[Data records for software interfaces]
__________

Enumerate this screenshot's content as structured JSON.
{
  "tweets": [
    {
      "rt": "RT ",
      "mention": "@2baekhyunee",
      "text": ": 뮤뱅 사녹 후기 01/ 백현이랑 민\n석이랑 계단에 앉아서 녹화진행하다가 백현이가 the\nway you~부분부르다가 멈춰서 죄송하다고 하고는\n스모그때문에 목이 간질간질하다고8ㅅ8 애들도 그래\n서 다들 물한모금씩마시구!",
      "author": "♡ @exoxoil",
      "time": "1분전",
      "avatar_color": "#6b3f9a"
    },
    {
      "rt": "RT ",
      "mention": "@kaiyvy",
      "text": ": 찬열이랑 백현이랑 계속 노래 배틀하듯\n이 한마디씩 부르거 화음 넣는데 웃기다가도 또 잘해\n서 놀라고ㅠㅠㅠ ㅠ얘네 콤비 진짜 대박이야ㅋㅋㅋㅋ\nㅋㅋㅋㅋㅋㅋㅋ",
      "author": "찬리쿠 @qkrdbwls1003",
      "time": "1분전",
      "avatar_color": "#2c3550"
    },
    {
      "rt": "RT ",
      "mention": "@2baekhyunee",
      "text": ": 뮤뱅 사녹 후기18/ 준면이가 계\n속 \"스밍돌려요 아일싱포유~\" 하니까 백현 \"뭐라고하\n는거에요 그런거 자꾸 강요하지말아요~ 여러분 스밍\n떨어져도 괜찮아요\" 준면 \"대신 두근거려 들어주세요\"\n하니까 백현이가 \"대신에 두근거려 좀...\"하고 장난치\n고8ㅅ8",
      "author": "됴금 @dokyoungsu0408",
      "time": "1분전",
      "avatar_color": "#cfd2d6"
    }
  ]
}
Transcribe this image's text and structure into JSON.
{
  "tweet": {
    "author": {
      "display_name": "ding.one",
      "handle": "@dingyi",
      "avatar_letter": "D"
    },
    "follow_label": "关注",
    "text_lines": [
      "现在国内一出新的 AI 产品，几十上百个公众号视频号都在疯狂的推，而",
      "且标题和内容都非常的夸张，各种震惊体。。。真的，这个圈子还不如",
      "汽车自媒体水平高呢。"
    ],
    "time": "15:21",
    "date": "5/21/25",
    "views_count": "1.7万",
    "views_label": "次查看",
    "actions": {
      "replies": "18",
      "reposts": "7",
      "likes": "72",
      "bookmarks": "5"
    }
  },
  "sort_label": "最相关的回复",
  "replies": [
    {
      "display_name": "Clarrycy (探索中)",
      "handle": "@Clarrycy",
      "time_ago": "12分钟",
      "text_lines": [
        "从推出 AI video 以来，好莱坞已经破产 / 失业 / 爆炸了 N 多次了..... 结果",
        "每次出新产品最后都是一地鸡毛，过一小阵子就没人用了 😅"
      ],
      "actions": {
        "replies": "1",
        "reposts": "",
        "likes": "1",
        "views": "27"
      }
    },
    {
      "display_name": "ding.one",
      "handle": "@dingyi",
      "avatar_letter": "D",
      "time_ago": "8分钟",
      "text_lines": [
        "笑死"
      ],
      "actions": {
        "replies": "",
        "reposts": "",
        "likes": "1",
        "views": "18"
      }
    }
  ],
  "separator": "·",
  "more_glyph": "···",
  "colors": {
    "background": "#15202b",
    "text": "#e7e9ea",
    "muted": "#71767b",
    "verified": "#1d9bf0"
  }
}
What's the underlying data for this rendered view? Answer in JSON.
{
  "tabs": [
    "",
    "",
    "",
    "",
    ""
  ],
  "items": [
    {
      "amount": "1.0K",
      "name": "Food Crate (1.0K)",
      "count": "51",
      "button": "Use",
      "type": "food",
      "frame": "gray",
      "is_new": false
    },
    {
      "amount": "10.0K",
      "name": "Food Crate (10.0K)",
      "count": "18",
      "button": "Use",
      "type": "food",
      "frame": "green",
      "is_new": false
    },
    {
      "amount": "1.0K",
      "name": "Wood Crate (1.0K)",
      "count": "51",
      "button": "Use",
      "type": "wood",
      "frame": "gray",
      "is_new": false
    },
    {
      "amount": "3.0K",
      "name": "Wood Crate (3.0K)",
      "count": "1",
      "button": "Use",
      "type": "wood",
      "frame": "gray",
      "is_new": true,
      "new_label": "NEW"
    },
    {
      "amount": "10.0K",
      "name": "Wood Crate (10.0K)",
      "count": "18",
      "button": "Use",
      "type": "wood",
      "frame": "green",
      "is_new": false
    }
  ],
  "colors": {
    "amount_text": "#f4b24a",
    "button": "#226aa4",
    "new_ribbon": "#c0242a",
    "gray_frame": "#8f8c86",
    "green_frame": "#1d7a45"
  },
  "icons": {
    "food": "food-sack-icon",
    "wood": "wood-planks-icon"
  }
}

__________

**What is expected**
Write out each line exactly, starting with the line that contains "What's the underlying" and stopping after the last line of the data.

**Result for this task**
What's the underlying data for this rendered view? Answer in JSON.
{
  "tabs": [
    "",
    "",
    "",
    "",
    ""
  ],
  "items": [
    {
      "amount": "1.0K",
      "name": "Food Crate (1.0K)",
      "count": "51",
      "button": "Use",
      "type": "food",
      "frame": "gray",
      "is_new": false
    },
    {
      "amount": "10.0K",
      "name": "Food Crate (10.0K)",
      "count": "18",
      "button": "Use",
      "type": "food",
      "frame": "green",
      "is_new": false
    },
    {
      "amount": "1.0K",
      "name": "Wood Crate (1.0K)",
      "count": "51",
      "button": "Use",
      "type": "wood",
      "frame": "gray",
      "is_new": false
    },
    {
      "amount": "3.0K",
      "name": "Wood Crate (3.0K)",
      "count": "1",
      "button": "Use",
      "type": "wood",
      "frame": "gray",
      "is_new": true,
      "new_label": "NEW"
    },
    {
      "amount": "10.0K",
      "name": "Wood Crate (10.0K)",
      "count": "18",
      "button": "Use",
      "type": "wood",
      "frame": "green",
      "is_new": false
    }
  ],
  "colors": {
    "amount_text": "#f4b24a",
    "button": "#226aa4",
    "new_ribbon": "#c0242a",
    "gray_frame": "#8f8c86",
    "green_frame": "#1d7a45"
  },
  "icons": {
    "food": "food-sack-icon",
    "wood": "wood-planks-icon"
  }
}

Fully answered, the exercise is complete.